With plans for a Phase III study in the first part of next year, Vivus Inc. racked up positive results from a Phase II trial testing avanafil, its oral phosphodiesterase type 5 inhibitor for erectile dysfunction, showing that up to 84 percent of the drug's doses gave men erections.
The result was statistically significant (p<0.001) vs. placebo. Vivus' stock (NASDAQ:VVUS) closed Thursday at $3.95, up 61 cents, or 18.3 percent.
The speed of avanafil's onset is "faster than anything out there," said Leland Wilson, president and CEO of Mountain View, Calif.-based Vivus, pegging the time to maximum plasma concentration at 30 minutes.
Just as important, the compound clears from the body more quickly than would-be competitors, which makes avanafil less dangerous for heart patients who might be treated with nitrates.
"Almost all guys who have erectile dysfunction have some vascular disease, so they're at more risk of having heart attacks, and the No. 1 treatment for heart attacks is still nitrates," he said.
"We showed in a previous study that in 12 hours, [avanafil] is completely eliminated from the plasma," Wilson said, whereas sildenafil, the blockbuster PDE5 inhibitor sold as Viagra by New York-based Pfizer Inc., "is still quite high at 12 hours." Side effects with Cialis (tadalifil), a PDE5 inhibitor from Bothell, Wash.-based ICOS Corp. and Eli Lilly and Co., of Indianapolis, last as long as 36 hours.
An earlier specifically designed nitrate-interaction study showed less effect on blood pressure with avanafil than sildenafil, he said, calling avanafil a refinement of currently available treatments.
In results from the most recently disclosed Phase II study, 284 patients were treated for 12 weeks with placebo or avanafil at various doses, with primary endpoints that included the percentage of erections strong enough for vaginal penetration and the percentage of erections lasting long enough for successful intercourse.
Avanafil yielded good erections in 76, 79, 80 and 84 percent of sexual attempts with doses of 50, 100, 200 and 300 mg, respectively (p<0.05), and those lasting long enough for successful intercourse were achieved on 54, 59, 62 and 64 percent of attempts, respectively (p<0.0001).
"We did not instruct our patients regarding food intake," Wilson noted. "They had no time limit since they had their last meal," nor were they prohibited from drinking alcohol.

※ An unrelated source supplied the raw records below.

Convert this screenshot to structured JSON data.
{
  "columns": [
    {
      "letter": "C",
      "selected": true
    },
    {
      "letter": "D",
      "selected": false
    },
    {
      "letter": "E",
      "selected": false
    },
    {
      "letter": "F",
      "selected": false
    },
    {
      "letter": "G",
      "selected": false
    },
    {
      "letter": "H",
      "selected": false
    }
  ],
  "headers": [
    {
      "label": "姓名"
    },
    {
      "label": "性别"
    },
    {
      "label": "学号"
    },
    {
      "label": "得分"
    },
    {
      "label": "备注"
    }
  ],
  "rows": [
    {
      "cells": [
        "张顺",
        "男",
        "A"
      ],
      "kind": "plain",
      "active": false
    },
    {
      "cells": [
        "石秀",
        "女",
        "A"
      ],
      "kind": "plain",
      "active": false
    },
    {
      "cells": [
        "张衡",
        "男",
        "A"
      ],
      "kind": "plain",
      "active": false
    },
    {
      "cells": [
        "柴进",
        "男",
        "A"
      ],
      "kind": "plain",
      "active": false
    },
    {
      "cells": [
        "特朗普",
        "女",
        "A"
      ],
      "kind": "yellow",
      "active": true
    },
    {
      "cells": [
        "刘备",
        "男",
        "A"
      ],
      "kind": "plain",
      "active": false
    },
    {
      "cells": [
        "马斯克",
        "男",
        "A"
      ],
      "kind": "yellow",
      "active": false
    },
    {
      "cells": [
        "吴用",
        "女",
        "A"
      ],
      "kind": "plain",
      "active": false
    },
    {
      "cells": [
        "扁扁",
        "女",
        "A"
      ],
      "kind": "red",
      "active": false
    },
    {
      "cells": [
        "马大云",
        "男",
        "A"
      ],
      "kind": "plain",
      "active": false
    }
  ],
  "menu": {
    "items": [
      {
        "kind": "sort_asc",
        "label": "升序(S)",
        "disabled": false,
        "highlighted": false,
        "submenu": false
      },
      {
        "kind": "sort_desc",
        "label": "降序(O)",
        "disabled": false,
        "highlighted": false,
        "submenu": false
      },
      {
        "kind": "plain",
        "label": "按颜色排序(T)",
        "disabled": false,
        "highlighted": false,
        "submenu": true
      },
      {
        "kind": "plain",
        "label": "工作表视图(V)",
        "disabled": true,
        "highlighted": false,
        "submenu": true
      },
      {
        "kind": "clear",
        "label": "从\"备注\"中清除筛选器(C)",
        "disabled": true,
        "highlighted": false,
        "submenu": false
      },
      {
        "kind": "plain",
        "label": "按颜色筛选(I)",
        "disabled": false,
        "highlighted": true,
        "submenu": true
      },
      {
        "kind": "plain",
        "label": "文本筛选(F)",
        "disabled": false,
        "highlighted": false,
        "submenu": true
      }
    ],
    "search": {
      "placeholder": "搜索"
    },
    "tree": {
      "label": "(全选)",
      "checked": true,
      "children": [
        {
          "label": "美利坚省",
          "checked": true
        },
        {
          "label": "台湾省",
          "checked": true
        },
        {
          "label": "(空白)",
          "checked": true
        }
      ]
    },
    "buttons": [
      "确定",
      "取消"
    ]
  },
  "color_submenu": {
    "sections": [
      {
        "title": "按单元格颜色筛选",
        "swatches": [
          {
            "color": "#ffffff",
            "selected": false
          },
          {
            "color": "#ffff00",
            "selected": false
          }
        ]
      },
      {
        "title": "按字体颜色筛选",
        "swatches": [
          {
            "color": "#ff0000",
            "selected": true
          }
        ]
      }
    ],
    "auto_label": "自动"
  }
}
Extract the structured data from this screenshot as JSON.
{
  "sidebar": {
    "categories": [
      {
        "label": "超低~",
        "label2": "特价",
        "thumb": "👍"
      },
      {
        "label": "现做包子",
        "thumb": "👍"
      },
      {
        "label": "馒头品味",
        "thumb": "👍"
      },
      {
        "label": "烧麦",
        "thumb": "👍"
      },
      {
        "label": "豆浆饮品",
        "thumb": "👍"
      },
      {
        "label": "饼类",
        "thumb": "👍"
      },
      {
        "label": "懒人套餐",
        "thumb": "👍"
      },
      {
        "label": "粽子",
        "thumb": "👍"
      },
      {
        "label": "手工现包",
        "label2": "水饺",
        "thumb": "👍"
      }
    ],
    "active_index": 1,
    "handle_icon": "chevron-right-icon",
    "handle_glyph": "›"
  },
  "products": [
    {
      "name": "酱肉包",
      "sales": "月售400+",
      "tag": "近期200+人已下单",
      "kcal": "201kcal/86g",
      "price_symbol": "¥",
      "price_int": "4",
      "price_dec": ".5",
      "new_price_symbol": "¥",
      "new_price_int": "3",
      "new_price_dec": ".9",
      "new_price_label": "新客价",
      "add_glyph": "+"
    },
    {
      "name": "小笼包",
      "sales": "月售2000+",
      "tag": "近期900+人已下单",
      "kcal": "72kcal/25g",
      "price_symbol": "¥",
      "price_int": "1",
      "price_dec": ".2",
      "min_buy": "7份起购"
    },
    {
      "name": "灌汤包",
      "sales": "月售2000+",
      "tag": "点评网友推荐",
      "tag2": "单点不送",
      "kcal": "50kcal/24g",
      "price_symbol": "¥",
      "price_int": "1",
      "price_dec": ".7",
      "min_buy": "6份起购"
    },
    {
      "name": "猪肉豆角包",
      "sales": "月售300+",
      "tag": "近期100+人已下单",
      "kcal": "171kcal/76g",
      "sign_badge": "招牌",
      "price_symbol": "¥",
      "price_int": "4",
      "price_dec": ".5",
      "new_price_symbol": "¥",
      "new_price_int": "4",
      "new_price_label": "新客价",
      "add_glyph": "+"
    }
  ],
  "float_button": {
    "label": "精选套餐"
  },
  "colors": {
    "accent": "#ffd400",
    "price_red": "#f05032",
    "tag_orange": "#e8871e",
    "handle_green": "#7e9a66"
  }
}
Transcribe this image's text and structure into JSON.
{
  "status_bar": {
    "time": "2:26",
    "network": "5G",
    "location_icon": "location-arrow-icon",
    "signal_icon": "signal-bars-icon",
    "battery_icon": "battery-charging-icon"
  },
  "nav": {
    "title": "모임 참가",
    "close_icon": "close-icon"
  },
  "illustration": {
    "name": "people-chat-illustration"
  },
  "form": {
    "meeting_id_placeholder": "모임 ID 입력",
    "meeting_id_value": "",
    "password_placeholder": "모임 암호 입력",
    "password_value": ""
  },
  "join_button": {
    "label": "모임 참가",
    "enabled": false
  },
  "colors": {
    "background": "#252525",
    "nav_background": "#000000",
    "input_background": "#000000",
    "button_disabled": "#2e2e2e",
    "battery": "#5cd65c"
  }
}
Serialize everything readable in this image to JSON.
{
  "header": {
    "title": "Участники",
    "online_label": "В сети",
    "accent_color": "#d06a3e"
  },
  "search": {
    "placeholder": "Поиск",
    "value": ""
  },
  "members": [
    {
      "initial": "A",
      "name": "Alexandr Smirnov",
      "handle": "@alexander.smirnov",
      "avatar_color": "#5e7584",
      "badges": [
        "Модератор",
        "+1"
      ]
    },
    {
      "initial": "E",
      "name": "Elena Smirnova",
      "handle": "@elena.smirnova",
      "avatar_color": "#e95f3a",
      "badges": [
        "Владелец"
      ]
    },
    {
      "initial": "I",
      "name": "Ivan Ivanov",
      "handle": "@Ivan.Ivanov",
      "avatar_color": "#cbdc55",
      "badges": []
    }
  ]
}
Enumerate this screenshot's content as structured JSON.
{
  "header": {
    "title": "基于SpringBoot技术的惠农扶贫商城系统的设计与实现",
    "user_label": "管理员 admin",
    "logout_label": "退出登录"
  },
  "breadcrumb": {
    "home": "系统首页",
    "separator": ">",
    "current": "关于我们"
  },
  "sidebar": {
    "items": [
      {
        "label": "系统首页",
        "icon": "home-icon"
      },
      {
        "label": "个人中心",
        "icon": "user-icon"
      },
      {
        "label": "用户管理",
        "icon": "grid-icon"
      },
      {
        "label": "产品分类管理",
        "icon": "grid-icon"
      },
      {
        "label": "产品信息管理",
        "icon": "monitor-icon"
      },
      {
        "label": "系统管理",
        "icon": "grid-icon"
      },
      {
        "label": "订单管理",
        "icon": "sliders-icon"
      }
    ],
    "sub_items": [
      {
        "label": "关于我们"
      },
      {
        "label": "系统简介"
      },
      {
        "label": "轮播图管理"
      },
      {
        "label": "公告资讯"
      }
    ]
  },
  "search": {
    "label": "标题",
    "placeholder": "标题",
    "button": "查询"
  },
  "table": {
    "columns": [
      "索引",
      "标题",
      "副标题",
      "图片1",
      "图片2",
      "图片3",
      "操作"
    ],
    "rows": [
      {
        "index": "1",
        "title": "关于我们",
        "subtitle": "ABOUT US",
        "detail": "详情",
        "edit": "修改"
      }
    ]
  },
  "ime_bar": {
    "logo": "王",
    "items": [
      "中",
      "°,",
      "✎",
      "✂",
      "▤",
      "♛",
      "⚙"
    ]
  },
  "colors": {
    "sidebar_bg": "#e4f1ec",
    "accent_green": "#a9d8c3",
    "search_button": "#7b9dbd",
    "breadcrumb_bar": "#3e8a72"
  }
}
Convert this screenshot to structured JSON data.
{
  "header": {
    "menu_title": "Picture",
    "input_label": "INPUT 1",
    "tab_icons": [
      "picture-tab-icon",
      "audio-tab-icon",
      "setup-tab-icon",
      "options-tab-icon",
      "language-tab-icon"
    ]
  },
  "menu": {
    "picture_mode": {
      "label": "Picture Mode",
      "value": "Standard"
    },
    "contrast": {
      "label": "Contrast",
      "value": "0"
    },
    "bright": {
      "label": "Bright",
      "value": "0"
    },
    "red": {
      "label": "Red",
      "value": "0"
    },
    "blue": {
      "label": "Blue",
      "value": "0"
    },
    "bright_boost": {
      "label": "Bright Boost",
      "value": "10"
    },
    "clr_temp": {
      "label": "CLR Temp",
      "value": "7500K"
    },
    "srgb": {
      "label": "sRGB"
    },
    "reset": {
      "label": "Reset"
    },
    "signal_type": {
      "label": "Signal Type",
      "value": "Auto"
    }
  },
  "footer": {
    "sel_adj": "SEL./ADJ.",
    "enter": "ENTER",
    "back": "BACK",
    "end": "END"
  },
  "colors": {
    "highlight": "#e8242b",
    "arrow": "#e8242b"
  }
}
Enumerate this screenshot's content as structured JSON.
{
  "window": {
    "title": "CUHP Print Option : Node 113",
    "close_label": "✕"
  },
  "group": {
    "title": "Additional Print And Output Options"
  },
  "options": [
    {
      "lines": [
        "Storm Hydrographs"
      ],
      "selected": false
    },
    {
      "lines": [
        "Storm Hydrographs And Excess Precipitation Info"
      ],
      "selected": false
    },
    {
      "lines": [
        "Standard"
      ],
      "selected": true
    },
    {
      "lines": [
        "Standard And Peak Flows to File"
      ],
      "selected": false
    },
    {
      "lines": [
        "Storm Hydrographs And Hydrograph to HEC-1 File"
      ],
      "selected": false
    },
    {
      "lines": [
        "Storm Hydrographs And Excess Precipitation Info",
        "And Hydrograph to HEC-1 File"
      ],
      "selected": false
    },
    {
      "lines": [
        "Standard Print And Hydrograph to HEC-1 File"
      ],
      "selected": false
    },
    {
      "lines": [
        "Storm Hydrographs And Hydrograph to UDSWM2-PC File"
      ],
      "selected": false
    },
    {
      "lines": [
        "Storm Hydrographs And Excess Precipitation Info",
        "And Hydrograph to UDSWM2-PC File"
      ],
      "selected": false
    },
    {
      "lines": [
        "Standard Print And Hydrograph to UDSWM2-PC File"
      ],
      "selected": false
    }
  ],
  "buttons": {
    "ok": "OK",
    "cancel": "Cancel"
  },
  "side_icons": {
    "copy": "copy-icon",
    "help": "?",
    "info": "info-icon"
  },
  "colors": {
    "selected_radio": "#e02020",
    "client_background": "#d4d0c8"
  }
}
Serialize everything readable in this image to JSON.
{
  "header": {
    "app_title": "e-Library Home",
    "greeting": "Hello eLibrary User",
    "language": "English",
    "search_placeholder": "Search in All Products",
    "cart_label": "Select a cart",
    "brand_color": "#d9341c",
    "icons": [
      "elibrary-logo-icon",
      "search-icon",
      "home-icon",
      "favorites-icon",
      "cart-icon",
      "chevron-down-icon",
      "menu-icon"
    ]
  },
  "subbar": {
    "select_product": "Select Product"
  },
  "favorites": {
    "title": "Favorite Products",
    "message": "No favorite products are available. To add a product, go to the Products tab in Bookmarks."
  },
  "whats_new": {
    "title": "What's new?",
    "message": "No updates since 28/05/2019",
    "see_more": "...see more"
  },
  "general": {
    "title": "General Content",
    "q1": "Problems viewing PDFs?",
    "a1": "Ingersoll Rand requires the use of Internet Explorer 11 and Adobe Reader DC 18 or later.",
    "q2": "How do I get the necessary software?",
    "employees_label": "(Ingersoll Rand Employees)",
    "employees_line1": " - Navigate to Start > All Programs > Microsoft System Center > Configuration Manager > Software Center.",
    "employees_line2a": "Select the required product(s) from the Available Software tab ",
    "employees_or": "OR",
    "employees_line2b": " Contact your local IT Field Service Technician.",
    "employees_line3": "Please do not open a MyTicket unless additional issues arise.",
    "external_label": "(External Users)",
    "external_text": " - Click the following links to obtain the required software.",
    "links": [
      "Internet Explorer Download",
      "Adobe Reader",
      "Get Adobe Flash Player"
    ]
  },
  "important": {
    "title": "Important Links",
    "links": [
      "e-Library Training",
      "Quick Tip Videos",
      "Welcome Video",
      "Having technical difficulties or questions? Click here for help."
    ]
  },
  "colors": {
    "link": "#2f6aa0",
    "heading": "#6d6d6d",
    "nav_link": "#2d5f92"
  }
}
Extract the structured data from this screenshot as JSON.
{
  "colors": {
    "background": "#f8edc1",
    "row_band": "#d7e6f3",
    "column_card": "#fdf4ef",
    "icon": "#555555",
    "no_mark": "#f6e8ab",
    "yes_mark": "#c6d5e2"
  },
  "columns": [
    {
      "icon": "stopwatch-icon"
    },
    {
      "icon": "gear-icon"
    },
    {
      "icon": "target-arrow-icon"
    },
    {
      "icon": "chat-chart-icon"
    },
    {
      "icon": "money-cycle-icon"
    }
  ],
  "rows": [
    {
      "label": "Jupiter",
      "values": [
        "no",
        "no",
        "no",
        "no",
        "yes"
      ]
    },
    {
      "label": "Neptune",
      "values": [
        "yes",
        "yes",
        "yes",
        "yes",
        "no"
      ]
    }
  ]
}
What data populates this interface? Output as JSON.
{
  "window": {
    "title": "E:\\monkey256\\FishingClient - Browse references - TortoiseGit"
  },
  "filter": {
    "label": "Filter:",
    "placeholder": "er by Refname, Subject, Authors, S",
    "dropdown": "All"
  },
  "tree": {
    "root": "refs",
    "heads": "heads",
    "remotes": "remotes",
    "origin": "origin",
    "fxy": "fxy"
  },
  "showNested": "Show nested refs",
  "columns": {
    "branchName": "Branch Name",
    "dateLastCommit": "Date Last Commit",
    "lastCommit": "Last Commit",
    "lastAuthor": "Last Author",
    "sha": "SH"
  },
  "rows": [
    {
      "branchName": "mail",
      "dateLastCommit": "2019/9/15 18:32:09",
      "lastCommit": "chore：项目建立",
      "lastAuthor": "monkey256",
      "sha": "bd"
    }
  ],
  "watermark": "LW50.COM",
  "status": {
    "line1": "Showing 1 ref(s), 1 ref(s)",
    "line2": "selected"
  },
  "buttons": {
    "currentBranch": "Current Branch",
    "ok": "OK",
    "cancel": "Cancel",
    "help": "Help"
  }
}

The drug was well tolerated at all doses, with no reports of visual disturbance. Headache was the most commonly recorded adverse event.
"Fourth to market is not a bad position if you're better, because the market has already been developed," Wilson told BioWorld Today. Worth about $2.5 billion, that market has "a lot of switching going on," he said. "There's really no loyalty to Viagra."
Another drug competing for a slice of the pie is Levitra (vardenafil) from Leverkusen, Germany-based Bayer AG and GlaxoSmithKline plc, of London. With all of those compounds for sale, "the regulatory roadmap [for avanafil] is very clear," Wilson said.
Vivus already markets through distributors the suppository Muse (alprostadil) for erectile dysfunction in the U.S. and overseas. In the pipeline for females is the topical alprostadil product Alista, undergoing Phase III development in sexual arousal disorder. Designed to improve sexual function by increasing blood flow to the genital tissues, Alista is being tested in patients who have had hysterectomies.
The company began enrolling Alista patients in September, and hopes to complete enrollment sometime this year. "We're about halfway through," Wilson said.
Also in development for low sexual desire in women is a spray version of testosterone using technology licensed from Acrux Ltd., of Melbourne, Australia, which has completed Phase II trials with encouraging results.
"We're working with [the FDA] right now very closely to define what is required for a Phase III program," Wilson said, adding that the company has submitted a proposal and hopes to get a special protocol assessment.
In December, Vivus started a Phase III trial of another product candidate, Evamist, a low-dose estrogen spray to treat vasomotor symptoms associated with menopause. Enrollment in that study is expected to finish this year.